During a sermon in 2012, al-Nimr mocked Prince Nayef bin Abdulaziz, who had been the Saudi interior minister and had recently died.
"He will be eaten by worms and suffer the torments of hell in the grave," al-Nimr said. "The man who made us live in fear and terror; shouldn't we rejoice at his death?"
Nayef's son, Mohammed bin Nayef, is now the crown prince and runs the Interior Ministry, which carries out death sentences.
The Saudi authorities arrested al-Nimr in July 2012, while the kingdom was leading a regional push to end the pro-democratic activism of the Arab Spring. This included sending tanks to prop up the Sunni monarchy in Bahrain, which faced protests led by the country's Shiite majority.
Shiites also protested in Saudi Arabia's oil-rich Eastern province, where many Shiites live and complain of discrimination.
Hundreds of people demonstrated in the province after video footage emerged of al-Nimr's arrest that showed him bleeding while in custody. The government said he had been wounded in a shootout. Al-Nimr faced charges including sedition and was sentenced to death in October 2014.
Despite al-Nimr's fiery tone, his supporters and others who followed his career said he had not called for violence. "To lump this guy with terrorists is a stretch," Wehrey said. "To my knowledge, he never called for armed insurrection."

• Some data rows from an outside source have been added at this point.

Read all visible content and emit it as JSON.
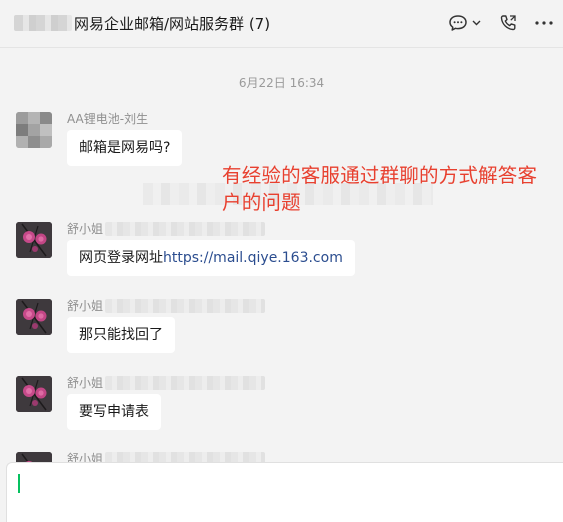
{
  "header": {
    "title": "网易企业邮箱/网站服务群 (7)",
    "icons": [
      "chat-bubble-icon",
      "chevron-down-icon",
      "phone-call-icon",
      "more-icon"
    ]
  },
  "timestamp": "6月22日 16:34",
  "annotation": "有经验的客服通过群聊的方式解答客户的问题",
  "messages": [
    {
      "sender": "AA锂电池-刘生",
      "text": "邮箱是网易吗?"
    },
    {
      "sender": "舒小姐",
      "text_prefix": "网页登录网址",
      "link": "https://mail.qiye.163.com"
    },
    {
      "sender": "舒小姐",
      "text": "那只能找回了"
    },
    {
      "sender": "舒小姐",
      "text": "要写申请表"
    },
    {
      "sender": "舒小姐"
    }
  ],
  "colors": {
    "background": "#f3f3f3",
    "bubble": "#ffffff",
    "annotation": "#e8402f",
    "link": "#2b4d8f",
    "caret": "#07c160"
  }
}
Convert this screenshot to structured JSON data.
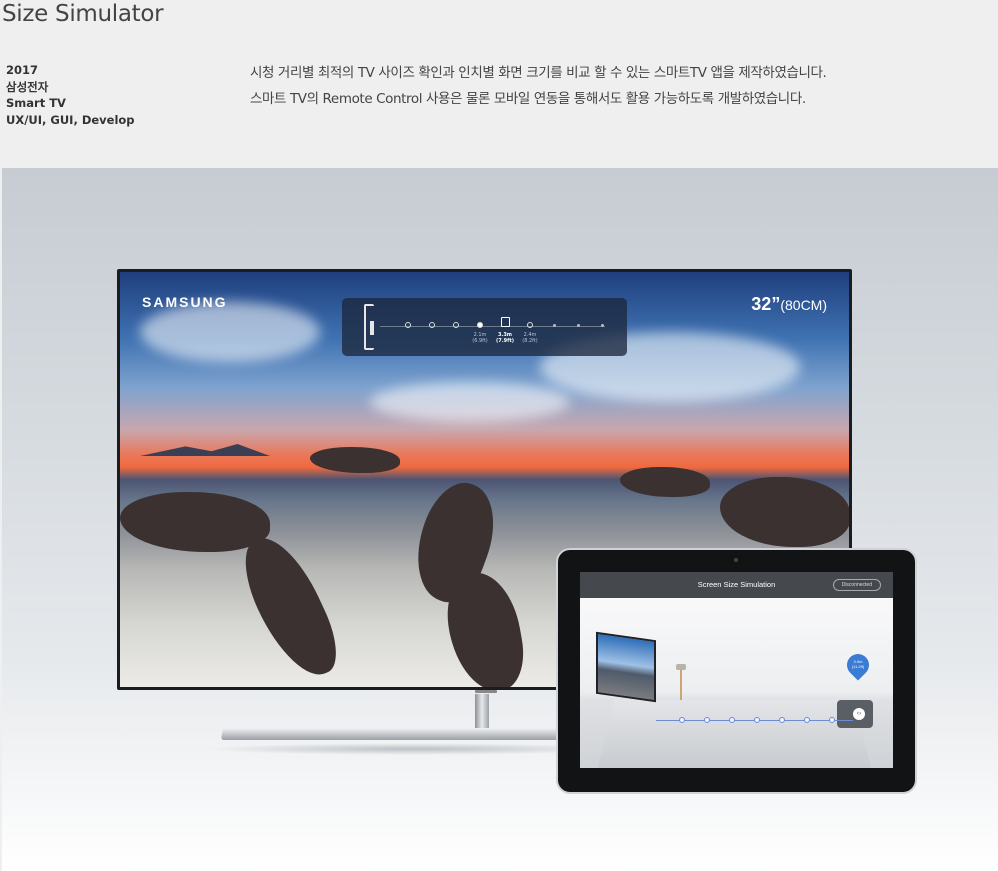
{
  "page": {
    "title": "Size Simulator"
  },
  "project": {
    "year": "2017",
    "client": "삼성전자",
    "platform": "Smart TV",
    "roles": "UX/UI, GUI, Develop"
  },
  "description": {
    "line1": "시청 거리별 최적의 TV 사이즈 확인과 인치별 화면 크기를 비교 할 수 있는 스마트TV 앱을 제작하였습니다.",
    "line2": "스마트 TV의 Remote Control 사용은 물론 모바일 연동을 통해서도 활용 가능하도록 개발하였습니다."
  },
  "tv": {
    "brand": "SAMSUNG",
    "size_inch": "32”",
    "size_cm": "(80CM)",
    "distances": [
      {
        "label": "2.1m",
        "sub": "(6.9ft)"
      },
      {
        "label": "3.3m",
        "sub": "(7.9ft)"
      },
      {
        "label": "2.4m",
        "sub": "(8.2ft)"
      }
    ]
  },
  "tablet_app": {
    "title": "Screen Size Simulation",
    "status": "Disconnected",
    "pin_label": "3.0m (11.2ft)"
  },
  "colors": {
    "tv_panel": "#1c283e",
    "accent_blue": "#3a7bd5",
    "app_header": "#45484d"
  }
}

The executions came as Saudi Arabia sought to battle comparisons between its application of Shariah law and that of the Islamic State, the Sunni extremist group. Most of the executions Saturday were by beheading; they were not public, unlike most Saudi executions. On Saturday, an image was posted on the website of the supreme leader in Iran, Ayatollah Ali Khamenei, depicting what appeared to be an Islamic State fighter about to kill a hostage and a Saudi executioner with a sword, with the question "Any differences?"
Saudi officials say their government puts to death only people who have been convicted of grave crimes, unlike the Islamic State, which kills hostages and releases grisly videos.
But human rights groups have criticized the Saudi justice system for not following due process by denying the accused access to legal counsel during interrogation and indicting suspects on vague charges like adopting extremist ideology or undermining the stability of the state.
The last mass execution of similar scale in Saudi Arabia was in 1980, when 63 jihadis were put to death after they seized the Grand Mosque in Mecca.
The executions of at least 157 people in 2015, a year that began with the inauguration of a new monarch, King Salman, were a sharp increase from the 90 people put to death in 2014. Saudi officials have argued that the increase reflects not a change in policy but a backlog of death sentences that had built up in the final years of the previous monarch, King Abdullah.